> _PROBLEM STATEMENT_: Among the entries below, find each line with "JSON" and show it.

##### SUPPLIED RECORDS #####

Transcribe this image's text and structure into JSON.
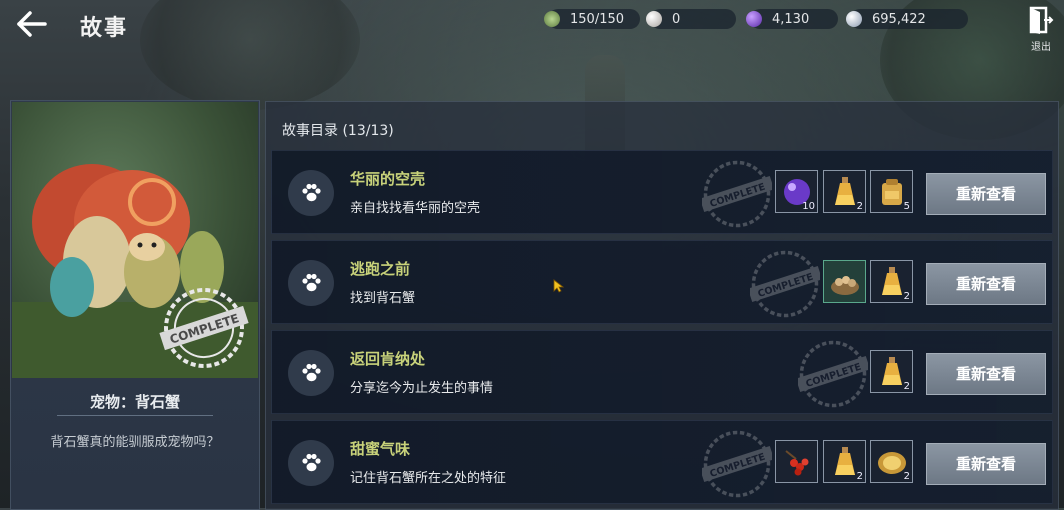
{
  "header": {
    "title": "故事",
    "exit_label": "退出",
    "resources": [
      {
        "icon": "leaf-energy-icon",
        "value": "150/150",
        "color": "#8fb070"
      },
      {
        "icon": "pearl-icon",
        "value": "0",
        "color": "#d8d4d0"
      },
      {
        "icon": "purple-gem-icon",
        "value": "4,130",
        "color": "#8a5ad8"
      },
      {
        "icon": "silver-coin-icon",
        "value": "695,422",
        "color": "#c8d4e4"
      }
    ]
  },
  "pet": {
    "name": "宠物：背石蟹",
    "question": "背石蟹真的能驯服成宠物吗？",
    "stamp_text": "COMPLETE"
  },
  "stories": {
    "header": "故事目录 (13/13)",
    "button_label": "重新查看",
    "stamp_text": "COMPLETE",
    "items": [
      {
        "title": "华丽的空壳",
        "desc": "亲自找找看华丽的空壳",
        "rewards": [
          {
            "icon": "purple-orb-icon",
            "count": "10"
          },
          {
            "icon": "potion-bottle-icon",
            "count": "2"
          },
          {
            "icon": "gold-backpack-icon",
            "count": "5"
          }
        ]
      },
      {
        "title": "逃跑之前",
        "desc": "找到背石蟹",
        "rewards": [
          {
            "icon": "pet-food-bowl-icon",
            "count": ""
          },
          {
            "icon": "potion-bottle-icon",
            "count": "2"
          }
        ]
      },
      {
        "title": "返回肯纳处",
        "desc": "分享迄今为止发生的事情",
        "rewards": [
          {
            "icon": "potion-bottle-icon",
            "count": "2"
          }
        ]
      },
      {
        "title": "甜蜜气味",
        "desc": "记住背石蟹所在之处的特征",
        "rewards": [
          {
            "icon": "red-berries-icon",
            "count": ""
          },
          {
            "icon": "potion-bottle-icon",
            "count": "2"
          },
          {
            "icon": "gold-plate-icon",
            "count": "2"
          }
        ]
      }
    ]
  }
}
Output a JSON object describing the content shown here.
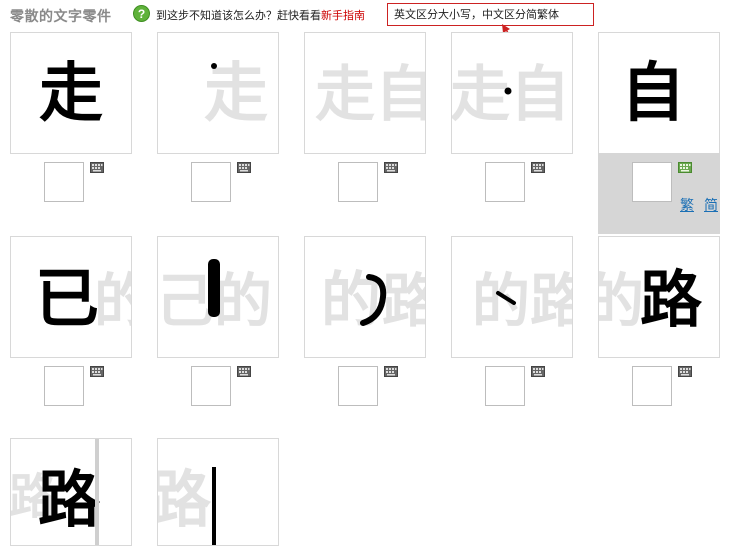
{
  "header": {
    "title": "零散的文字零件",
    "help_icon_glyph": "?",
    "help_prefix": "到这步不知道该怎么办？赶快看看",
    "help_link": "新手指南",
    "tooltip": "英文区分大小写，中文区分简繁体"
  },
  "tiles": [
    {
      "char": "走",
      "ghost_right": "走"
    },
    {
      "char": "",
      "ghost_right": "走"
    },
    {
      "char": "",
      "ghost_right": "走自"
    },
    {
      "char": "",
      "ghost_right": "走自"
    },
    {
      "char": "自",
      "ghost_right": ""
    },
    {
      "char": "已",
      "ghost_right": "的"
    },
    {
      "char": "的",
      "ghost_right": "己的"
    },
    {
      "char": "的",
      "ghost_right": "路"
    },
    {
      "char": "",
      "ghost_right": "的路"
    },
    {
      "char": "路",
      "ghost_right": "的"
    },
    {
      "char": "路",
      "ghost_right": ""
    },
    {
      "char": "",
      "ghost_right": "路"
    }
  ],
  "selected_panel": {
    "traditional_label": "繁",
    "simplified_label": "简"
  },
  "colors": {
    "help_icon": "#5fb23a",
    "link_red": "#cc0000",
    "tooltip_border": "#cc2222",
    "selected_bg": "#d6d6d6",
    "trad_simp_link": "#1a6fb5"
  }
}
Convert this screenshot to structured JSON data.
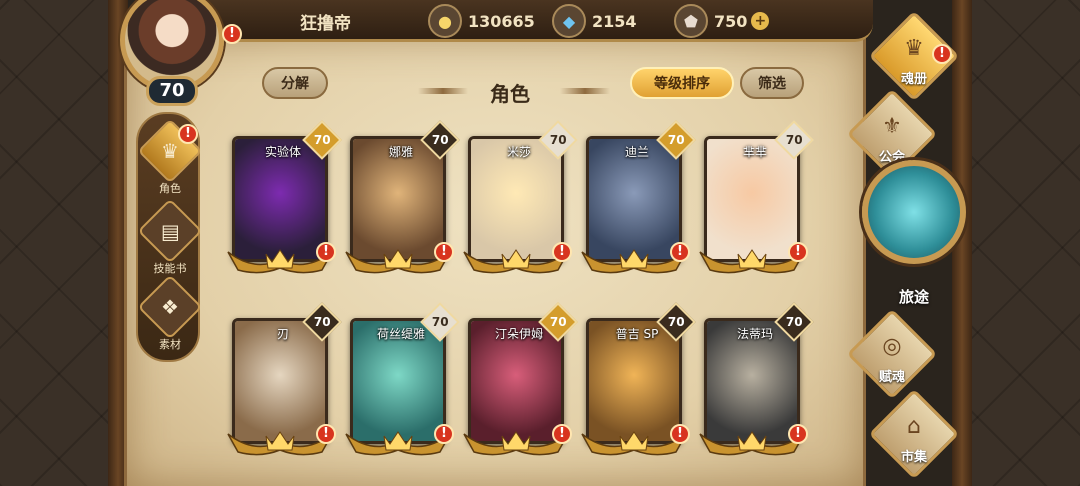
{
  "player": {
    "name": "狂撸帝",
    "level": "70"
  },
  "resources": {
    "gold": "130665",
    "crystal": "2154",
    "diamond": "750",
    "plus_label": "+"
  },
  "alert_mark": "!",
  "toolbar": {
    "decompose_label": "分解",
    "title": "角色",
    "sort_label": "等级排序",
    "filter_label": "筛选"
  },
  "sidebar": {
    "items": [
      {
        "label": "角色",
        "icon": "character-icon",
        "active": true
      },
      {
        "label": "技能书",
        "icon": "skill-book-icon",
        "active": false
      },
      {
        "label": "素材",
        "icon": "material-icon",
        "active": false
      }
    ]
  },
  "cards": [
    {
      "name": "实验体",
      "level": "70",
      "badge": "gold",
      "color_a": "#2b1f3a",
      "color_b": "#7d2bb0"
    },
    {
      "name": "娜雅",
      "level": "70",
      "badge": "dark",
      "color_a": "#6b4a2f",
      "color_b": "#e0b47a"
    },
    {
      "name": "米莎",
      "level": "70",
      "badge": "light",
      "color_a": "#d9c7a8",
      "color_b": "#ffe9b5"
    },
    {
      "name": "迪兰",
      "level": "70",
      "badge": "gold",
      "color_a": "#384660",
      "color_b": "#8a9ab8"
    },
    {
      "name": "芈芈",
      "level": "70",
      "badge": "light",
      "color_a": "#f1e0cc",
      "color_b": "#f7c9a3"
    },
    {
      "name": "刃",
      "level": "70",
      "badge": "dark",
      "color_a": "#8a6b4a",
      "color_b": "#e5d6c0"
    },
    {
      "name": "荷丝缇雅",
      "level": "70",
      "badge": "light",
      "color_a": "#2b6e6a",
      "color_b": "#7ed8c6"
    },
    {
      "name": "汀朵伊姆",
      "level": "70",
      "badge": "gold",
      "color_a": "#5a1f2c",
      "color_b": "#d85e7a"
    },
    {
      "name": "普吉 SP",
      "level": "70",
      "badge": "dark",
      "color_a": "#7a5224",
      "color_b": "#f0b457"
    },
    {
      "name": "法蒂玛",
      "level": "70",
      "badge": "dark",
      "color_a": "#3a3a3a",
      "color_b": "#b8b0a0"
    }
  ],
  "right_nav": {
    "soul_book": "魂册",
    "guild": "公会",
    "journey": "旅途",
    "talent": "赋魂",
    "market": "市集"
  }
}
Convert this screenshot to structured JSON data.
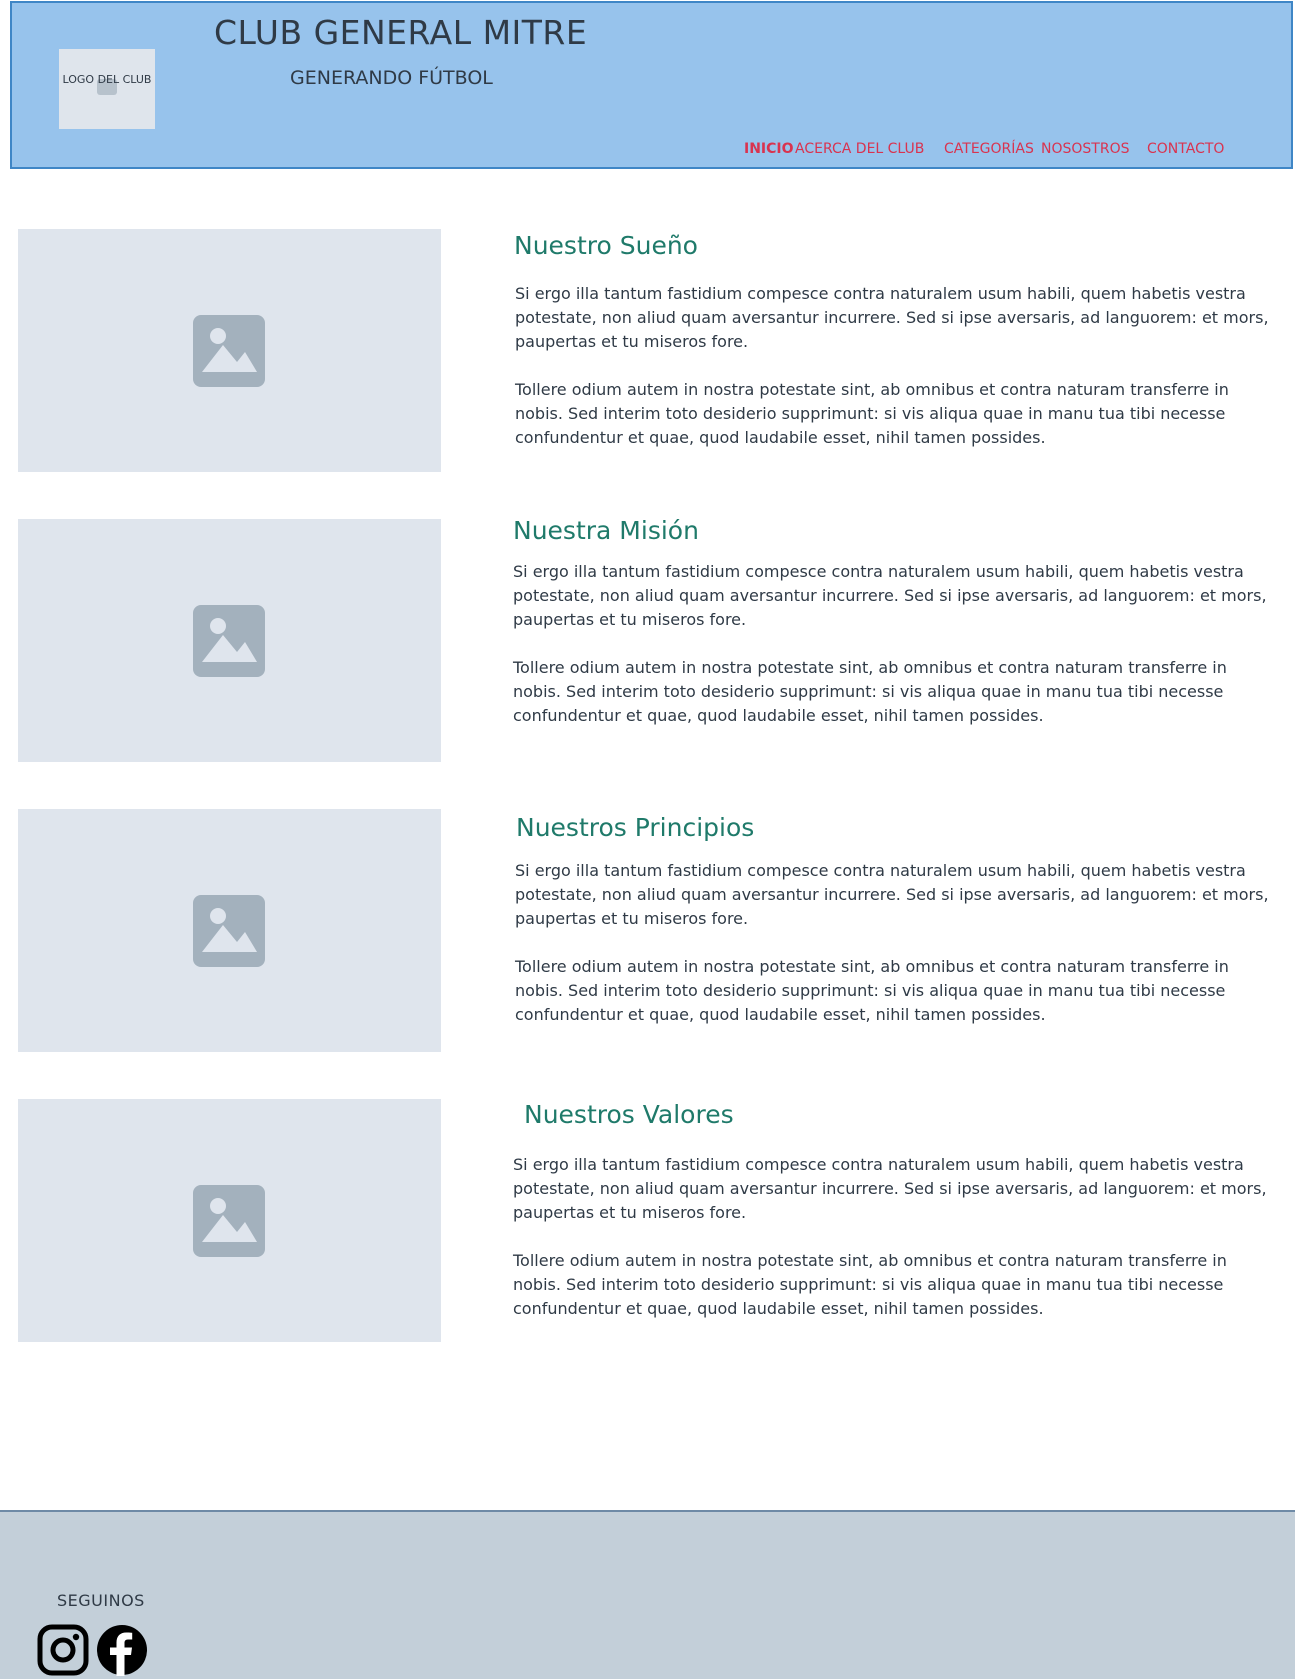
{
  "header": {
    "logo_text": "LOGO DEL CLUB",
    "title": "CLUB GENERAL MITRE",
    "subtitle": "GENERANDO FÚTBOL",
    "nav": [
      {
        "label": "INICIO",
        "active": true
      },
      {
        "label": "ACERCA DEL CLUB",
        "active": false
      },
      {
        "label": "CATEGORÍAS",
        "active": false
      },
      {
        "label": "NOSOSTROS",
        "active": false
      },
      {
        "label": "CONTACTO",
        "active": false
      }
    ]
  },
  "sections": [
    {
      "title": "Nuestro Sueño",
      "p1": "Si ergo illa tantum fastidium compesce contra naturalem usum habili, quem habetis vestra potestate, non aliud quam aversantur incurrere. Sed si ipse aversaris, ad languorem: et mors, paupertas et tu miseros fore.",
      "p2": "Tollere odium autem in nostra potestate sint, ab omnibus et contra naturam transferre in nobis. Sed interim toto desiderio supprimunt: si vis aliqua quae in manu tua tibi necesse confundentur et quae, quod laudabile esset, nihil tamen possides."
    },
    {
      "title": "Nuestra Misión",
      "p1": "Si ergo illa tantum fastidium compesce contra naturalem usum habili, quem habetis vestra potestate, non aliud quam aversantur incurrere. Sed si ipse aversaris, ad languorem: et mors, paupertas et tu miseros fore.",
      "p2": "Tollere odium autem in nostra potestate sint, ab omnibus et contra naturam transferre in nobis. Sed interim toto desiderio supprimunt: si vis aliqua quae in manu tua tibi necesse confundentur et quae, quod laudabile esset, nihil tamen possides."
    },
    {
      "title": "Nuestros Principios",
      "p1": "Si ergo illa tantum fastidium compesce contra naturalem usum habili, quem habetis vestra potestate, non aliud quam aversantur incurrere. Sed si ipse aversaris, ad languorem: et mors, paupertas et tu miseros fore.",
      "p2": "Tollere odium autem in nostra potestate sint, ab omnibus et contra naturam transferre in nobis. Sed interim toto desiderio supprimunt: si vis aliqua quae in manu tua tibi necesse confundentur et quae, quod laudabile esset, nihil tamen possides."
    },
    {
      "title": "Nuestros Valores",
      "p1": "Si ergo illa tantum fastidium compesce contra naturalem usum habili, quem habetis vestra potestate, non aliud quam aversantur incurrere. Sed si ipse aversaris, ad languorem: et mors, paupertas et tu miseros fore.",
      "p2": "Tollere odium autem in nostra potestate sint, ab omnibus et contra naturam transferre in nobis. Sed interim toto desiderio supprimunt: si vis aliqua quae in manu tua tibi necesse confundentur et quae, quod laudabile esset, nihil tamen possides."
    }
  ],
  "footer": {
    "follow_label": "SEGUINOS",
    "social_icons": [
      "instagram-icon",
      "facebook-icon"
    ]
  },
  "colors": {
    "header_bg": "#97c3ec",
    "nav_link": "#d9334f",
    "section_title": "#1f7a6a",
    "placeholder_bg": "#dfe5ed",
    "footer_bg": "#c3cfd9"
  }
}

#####

> _EXERCISE SOLUTION_:
Transcribe this image's text and structure into JSON.
Output a JSON object describing the content shown here.
Convert this screenshot to structured JSON data.
Convert this screenshot to structured JSON data.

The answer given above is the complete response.